So why am I telling you this?
I was a straight A student, received a scholarship to attend UCLA, had a job right out of undergrad, earned a graduate degree while working full-time, and kept moving up in my career. I’d done everything I thought I was supposed to do, and in the blink of an eye none of it mattered as much as being well enough to care for the baby I was growing and to focus on nothing else.
I didn’t know what I wanted until I knew what I didn’t want. I followed a lot of paths that I thought were right and ended up burned out and disappointed. Dying inside.
Right now, people around me are suffering and they won’t tell anyone because their lives look perfect from the outside. They are smart and wonderful and successful and amazing and are also dying inside like I was. It breaks my heart. I can’t tell you how many conversations I’ve had recently where people can’t – or won’t – answer the question, “What do you want?”
Do you know what you want?
Ask yourself the question, “What do I want?” and see what happens next. And, while you’re waiting, keep an open mind, because as soon as we start declaring what we want, we tend to make up reasons that we can’t have it, shouldn’t want it, and on and on. It’s exhausting.
I’ll offer you a few suggestions to save you the time I wasted.
First, stop it.

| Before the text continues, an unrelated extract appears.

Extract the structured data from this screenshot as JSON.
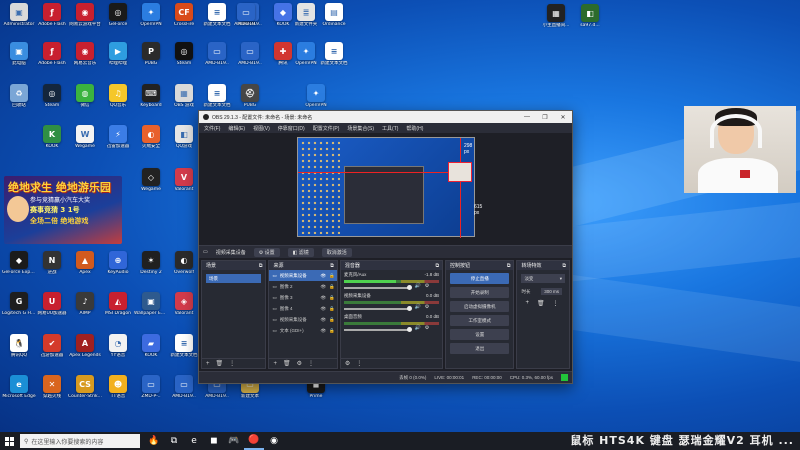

Next, allow yourself to imagine a future in which you have what you want, without trying to figure out how to make it happen right now. Find inspiration around you, in nature, in other people’s stories, and hear what your heart wants. If you still don’t know, focus on what you like and what’s interesting to you and see where it takes you. Your dream is waiting for you.
If you tell people what you want, most will love to help you. And, if you think I can help you, I hope you’ll ask me.
P.S. If you want to know what else can change when you decide to change, head over to CTI’s Transforum Blog and read about my approach to changing the world!